PROBLEM DETAILS: Please return every line of the records below that contains the word "JSON".

DATA TO USE:
********

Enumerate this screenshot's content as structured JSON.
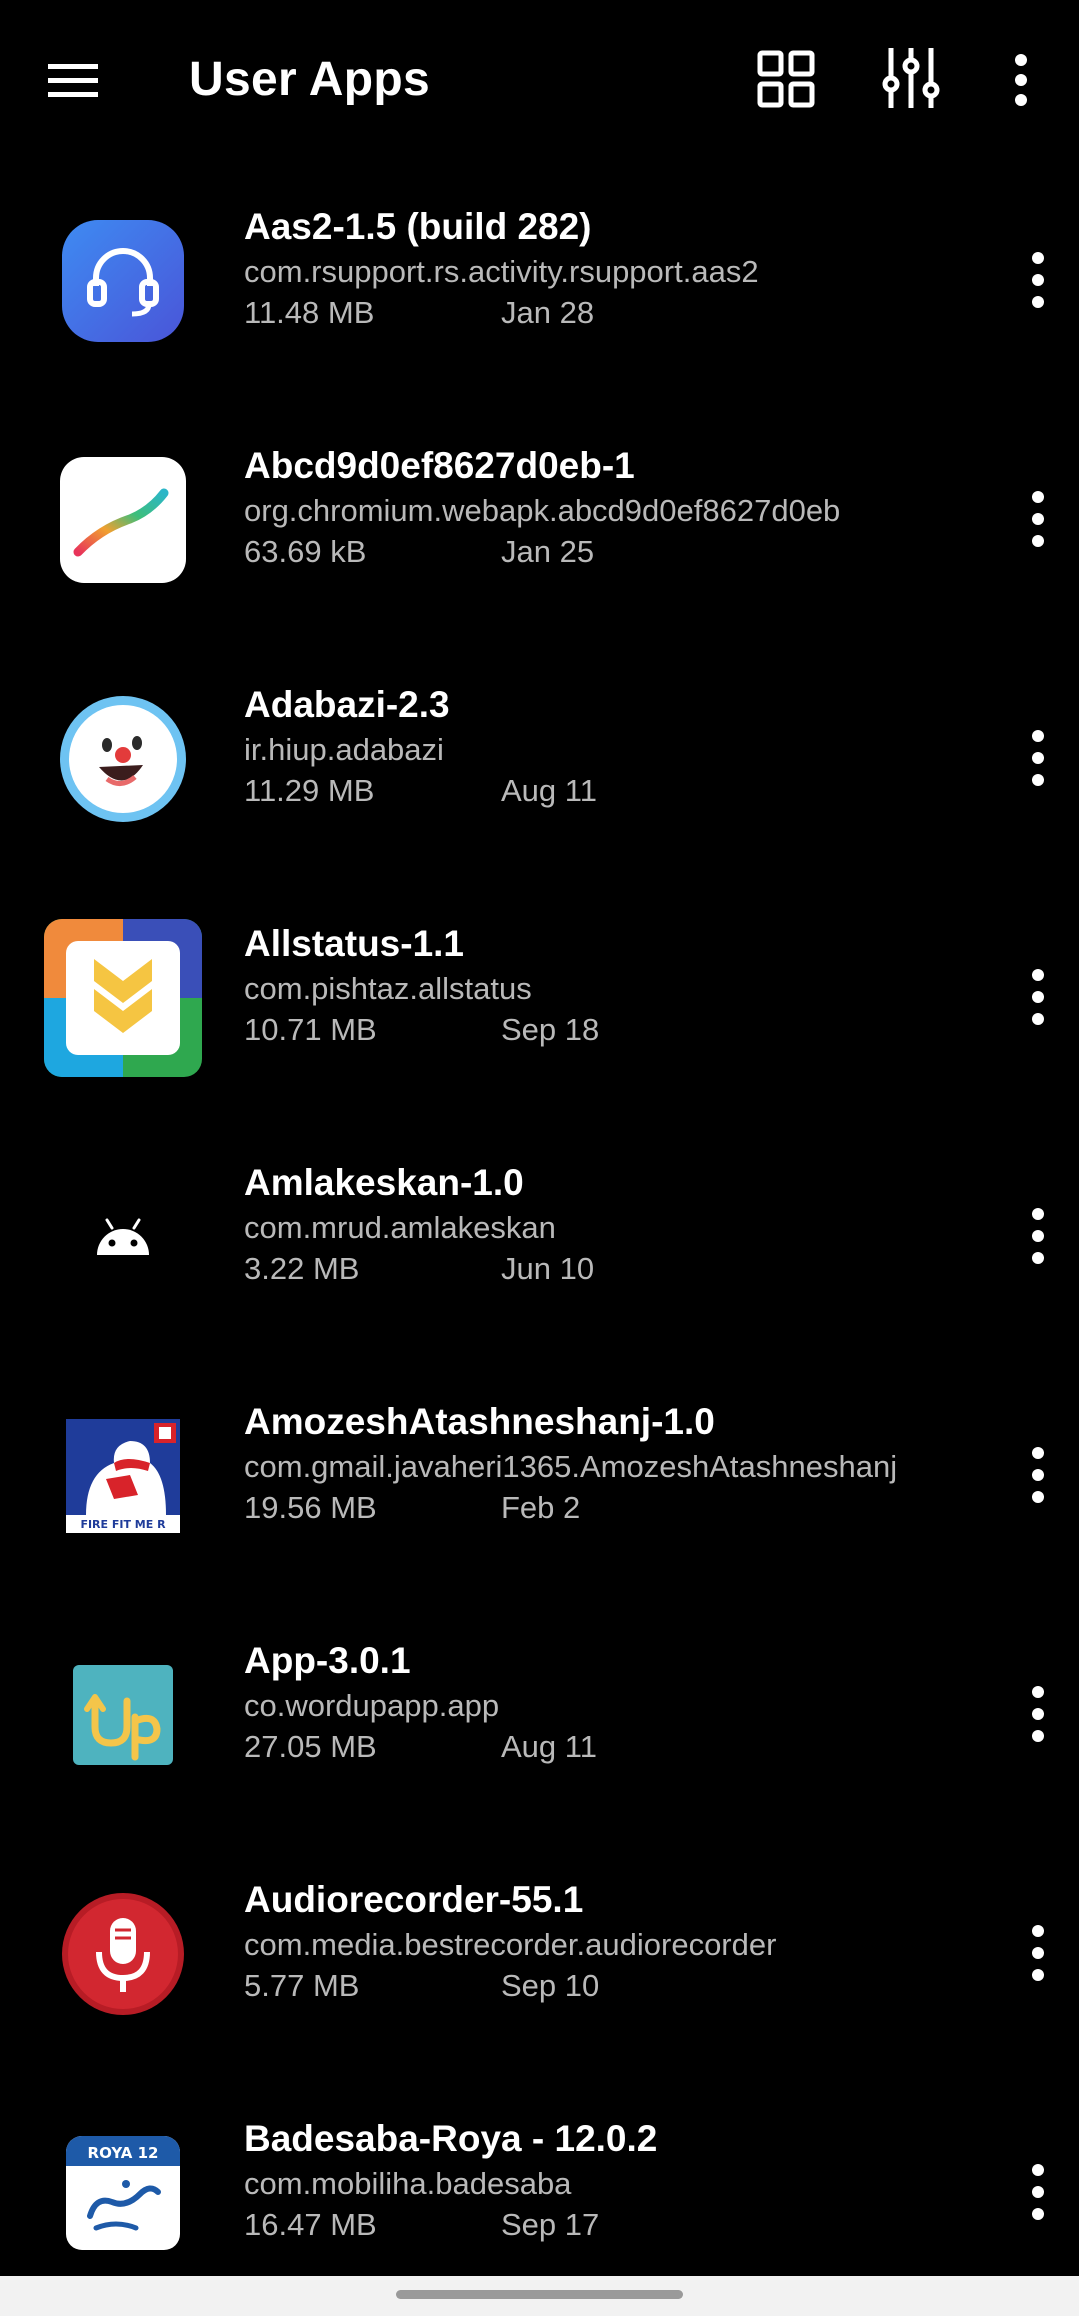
{
  "app_bar": {
    "title": "User Apps",
    "icons": [
      "hamburger-menu-icon",
      "grid-view-icon",
      "filter-sliders-icon",
      "more-vert-icon"
    ]
  },
  "apps": [
    {
      "name": "Aas2-1.5 (build 282)",
      "package": "com.rsupport.rs.activity.rsupport.aas2",
      "size": "11.48 MB",
      "date": "Jan 28",
      "icon": "headset-icon",
      "icon_color": "#3F6FE8"
    },
    {
      "name": "Abcd9d0ef8627d0eb-1",
      "package": "org.chromium.webapk.abcd9d0ef8627d0eb",
      "size": "63.69 kB",
      "date": "Jan 25",
      "icon": "gradient-swoosh-icon",
      "icon_color": "#FFFFFF"
    },
    {
      "name": "Adabazi-2.3",
      "package": "ir.hiup.adabazi",
      "size": "11.29 MB",
      "date": "Aug 11",
      "icon": "laughing-face-icon",
      "icon_color": "#5BB8F0"
    },
    {
      "name": "Allstatus-1.1",
      "package": "com.pishtaz.allstatus",
      "size": "10.71 MB",
      "date": "Sep 18",
      "icon": "chevron-shield-icon",
      "icon_color": "#F5C542"
    },
    {
      "name": "Amlakeskan-1.0",
      "package": "com.mrud.amlakeskan",
      "size": "3.22 MB",
      "date": "Jun 10",
      "icon": "android-icon",
      "icon_color": "#FFFFFF"
    },
    {
      "name": "AmozeshAtashneshanj-1.0",
      "package": "com.gmail.javaheri1365.AmozeshAtashneshanj",
      "size": "19.56 MB",
      "date": "Feb 2",
      "icon": "firefighter-icon",
      "icon_color": "#D8232A",
      "icon_text": "FIRE FIT ME R"
    },
    {
      "name": "App-3.0.1",
      "package": "co.wordupapp.app",
      "size": "27.05 MB",
      "date": "Aug 11",
      "icon": "up-arrow-icon",
      "icon_color": "#4EB3BF",
      "icon_text": "Up"
    },
    {
      "name": "Audiorecorder-55.1",
      "package": "com.media.bestrecorder.audiorecorder",
      "size": "5.77 MB",
      "date": "Sep 10",
      "icon": "microphone-icon",
      "icon_color": "#D22730"
    },
    {
      "name": "Badesaba-Roya - 12.0.2",
      "package": "com.mobiliha.badesaba",
      "size": "16.47 MB",
      "date": "Sep 17",
      "icon": "calendar-logo-icon",
      "icon_color": "#1E5AA8",
      "icon_text": "ROYA 12"
    }
  ],
  "row_actions_icon": "more-vert-icon"
}
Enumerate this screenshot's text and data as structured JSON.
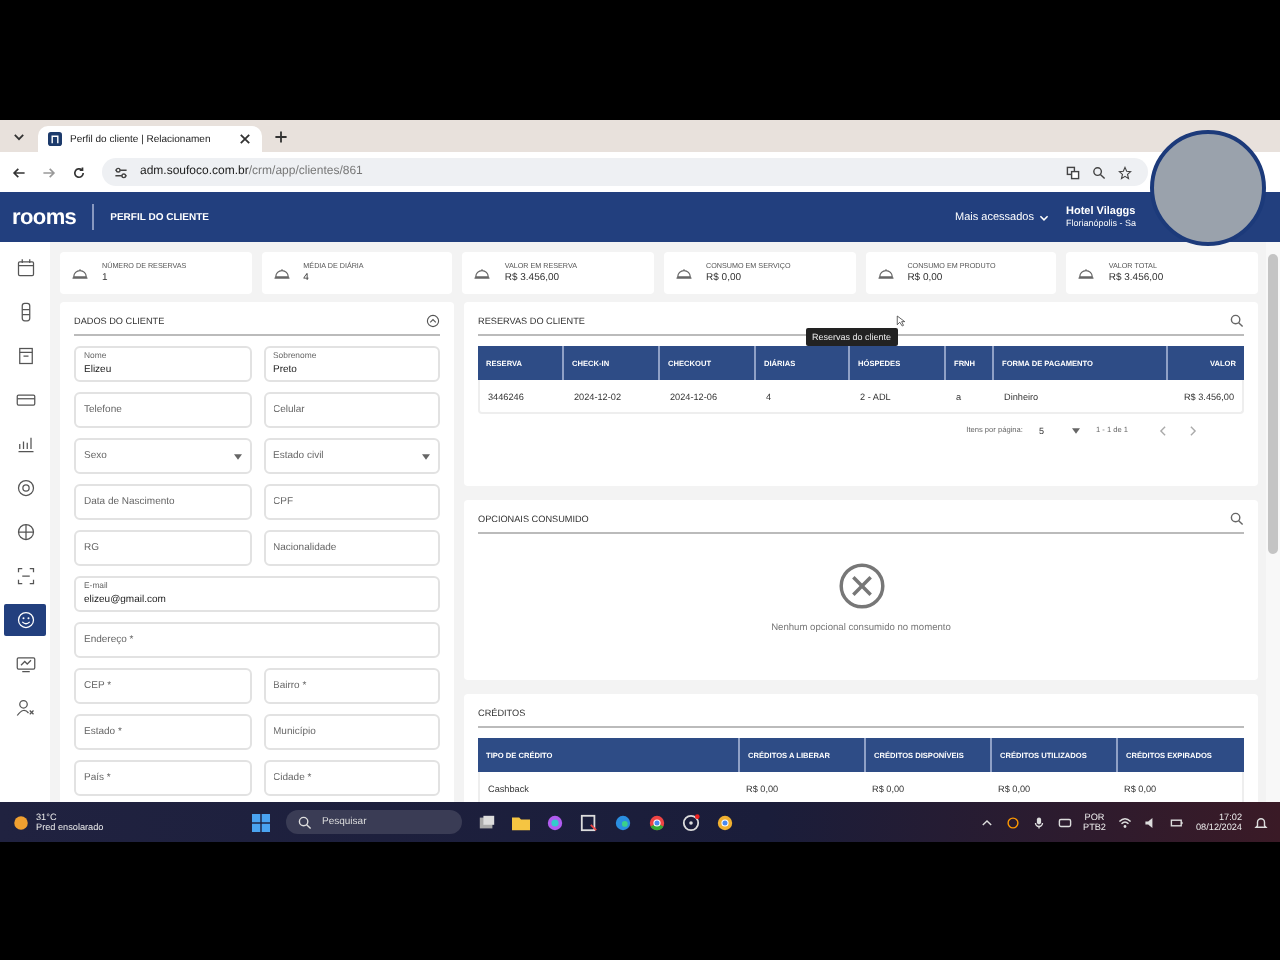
{
  "browser": {
    "tab_title": "Perfil do cliente | Relacionamen",
    "url_host": "adm.soufoco.com.br",
    "url_path": "/crm/app/clientes/861"
  },
  "header": {
    "logo": "rooms",
    "page_title": "PERFIL DO CLIENTE",
    "menu": "Mais acessados",
    "hotel_name": "Hotel Vilaggs",
    "hotel_city": "Florianópolis - Sa"
  },
  "sidebar": {
    "items": [
      {
        "selected": false
      },
      {
        "selected": false
      },
      {
        "selected": false
      },
      {
        "selected": false
      },
      {
        "selected": false
      },
      {
        "selected": false
      },
      {
        "selected": false
      },
      {
        "selected": false
      },
      {
        "selected": true
      },
      {
        "selected": false
      },
      {
        "selected": false
      }
    ]
  },
  "stats": [
    {
      "label": "NÚMERO DE RESERVAS",
      "value": "1"
    },
    {
      "label": "MÉDIA DE DIÁRIA",
      "value": "4"
    },
    {
      "label": "VALOR EM RESERVA",
      "value": "R$ 3.456,00"
    },
    {
      "label": "CONSUMO EM SERVIÇO",
      "value": "R$ 0,00"
    },
    {
      "label": "CONSUMO EM PRODUTO",
      "value": "R$ 0,00"
    },
    {
      "label": "VALOR TOTAL",
      "value": "R$ 3.456,00"
    }
  ],
  "client": {
    "title": "DADOS DO CLIENTE",
    "fields": [
      {
        "kind": "text",
        "label": "Nome",
        "value": "Elizeu"
      },
      {
        "kind": "text",
        "label": "Sobrenome",
        "value": "Preto"
      },
      {
        "kind": "empty",
        "placeholder": "Telefone"
      },
      {
        "kind": "empty",
        "placeholder": "Celular"
      },
      {
        "kind": "select",
        "placeholder": "Sexo"
      },
      {
        "kind": "select",
        "placeholder": "Estado civil"
      },
      {
        "kind": "empty",
        "placeholder": "Data de Nascimento"
      },
      {
        "kind": "empty",
        "placeholder": "CPF"
      },
      {
        "kind": "empty",
        "placeholder": "RG"
      },
      {
        "kind": "empty",
        "placeholder": "Nacionalidade"
      },
      {
        "kind": "wide",
        "label": "E-mail",
        "value": "elizeu@gmail.com"
      },
      {
        "kind": "wideempty",
        "placeholder": "Endereço *"
      },
      {
        "kind": "empty",
        "placeholder": "CEP *"
      },
      {
        "kind": "empty",
        "placeholder": "Bairro *"
      },
      {
        "kind": "empty",
        "placeholder": "Estado *"
      },
      {
        "kind": "empty",
        "placeholder": "Município"
      },
      {
        "kind": "empty",
        "placeholder": "País *"
      },
      {
        "kind": "empty",
        "placeholder": "Cidade *"
      }
    ]
  },
  "reservations": {
    "title": "RESERVAS DO CLIENTE",
    "tooltip": "Reservas do cliente",
    "columns": [
      "RESERVA",
      "CHECK-IN",
      "CHECKOUT",
      "DIÁRIAS",
      "HÓSPEDES",
      "FRNH",
      "FORMA DE PAGAMENTO",
      "VALOR"
    ],
    "rows": [
      [
        "3446246",
        "2024-12-02",
        "2024-12-06",
        "4",
        "2 - ADL",
        "a",
        "Dinheiro",
        "R$ 3.456,00"
      ]
    ],
    "page_size_label": "Itens por página:",
    "page_size": "5",
    "range": "1 - 1 de 1"
  },
  "optionals": {
    "title": "OPCIONAIS CONSUMIDO",
    "empty_message": "Nenhum opcional consumido no momento"
  },
  "credits": {
    "title": "CRÉDITOS",
    "columns": [
      "TIPO DE CRÉDITO",
      "CRÉDITOS A LIBERAR",
      "CRÉDITOS DISPONÍVEIS",
      "CRÉDITOS UTILIZADOS",
      "CRÉDITOS EXPIRADOS"
    ],
    "rows": [
      [
        "Cashback",
        "R$ 0,00",
        "R$ 0,00",
        "R$ 0,00",
        "R$ 0,00"
      ]
    ]
  },
  "taskbar": {
    "temperature": "31°C",
    "weather": "Pred ensolarado",
    "search_placeholder": "Pesquisar",
    "language": "POR",
    "layout": "PTB2",
    "time": "17:02",
    "date": "08/12/2024"
  }
}
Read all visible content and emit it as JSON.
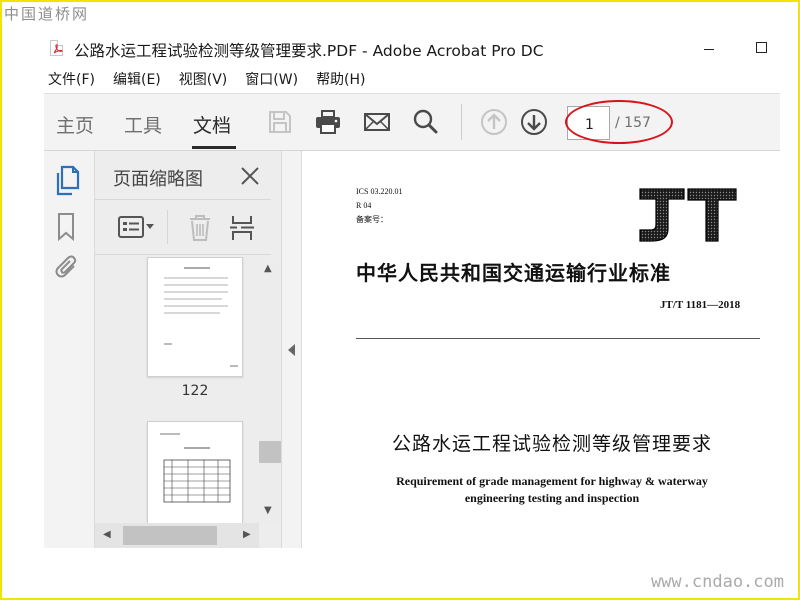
{
  "watermark": {
    "top": "中国道桥网",
    "bottom": "www.cndao.com"
  },
  "window": {
    "title": "公路水运工程试验检测等级管理要求.PDF - Adobe Acrobat Pro DC"
  },
  "menu": [
    "文件(F)",
    "编辑(E)",
    "视图(V)",
    "窗口(W)",
    "帮助(H)"
  ],
  "toolbar": {
    "tabs": [
      "主页",
      "工具",
      "文档"
    ],
    "active_tab": "文档",
    "icons": [
      "save-icon",
      "print-icon",
      "mail-icon",
      "search-icon",
      "page-up-icon",
      "page-down-icon"
    ],
    "page_current": "1",
    "page_total": "/ 157"
  },
  "left_rail": {
    "icons": [
      "pages-icon",
      "bookmark-icon",
      "attachment-icon"
    ]
  },
  "thumbnail_panel": {
    "title": "页面缩略图",
    "tool_icons": [
      "options-icon",
      "delete-icon",
      "insert-page-icon"
    ],
    "thumbnails": [
      {
        "label": "122"
      },
      {
        "label": ""
      }
    ]
  },
  "document": {
    "meta": [
      "ICS 03.220.01",
      "R 04",
      "备案号："
    ],
    "logo_text": "JT",
    "organization": "中华人民共和国交通运输行业标准",
    "code": "JT/T 1181—2018",
    "title_cn": "公路水运工程试验检测等级管理要求",
    "title_en": [
      "Requirement of grade management for highway & waterway",
      "engineering testing and inspection"
    ]
  },
  "colors": {
    "annotation": "#d8141a",
    "frame": "#f2e400",
    "toolbar_bg": "#f3f3f3"
  }
}
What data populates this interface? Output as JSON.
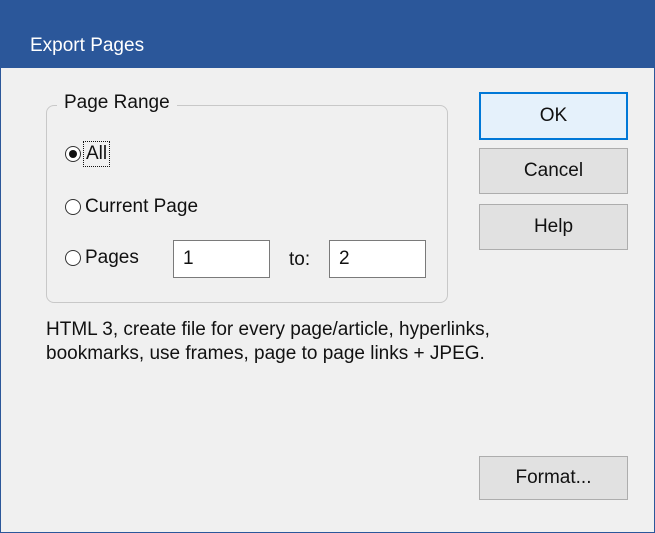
{
  "window": {
    "title": "Export Pages"
  },
  "page_range": {
    "group_label": "Page Range",
    "options": {
      "all": {
        "label": "All",
        "selected": true
      },
      "current": {
        "label": "Current Page",
        "selected": false
      },
      "pages": {
        "label": "Pages",
        "selected": false
      }
    },
    "from_value": "1",
    "to_label": "to:",
    "to_value": "2"
  },
  "buttons": {
    "ok": "OK",
    "cancel": "Cancel",
    "help": "Help",
    "format": "Format..."
  },
  "description": {
    "line1": "HTML 3, create file for every page/article, hyperlinks,",
    "line2": "bookmarks, use frames, page to page links + JPEG."
  },
  "colors": {
    "titlebar": "#2b579a",
    "dialog_background": "#f0f0f0",
    "default_button_border": "#0078d7"
  }
}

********

RESULT FOR THIS EXERCISE:
Enumerate this screenshot's content as structured JSON.
Enumerate this screenshot's text and data as structured JSON.
Read all visible content and emit it as JSON.
What data populates this interface? Output as JSON.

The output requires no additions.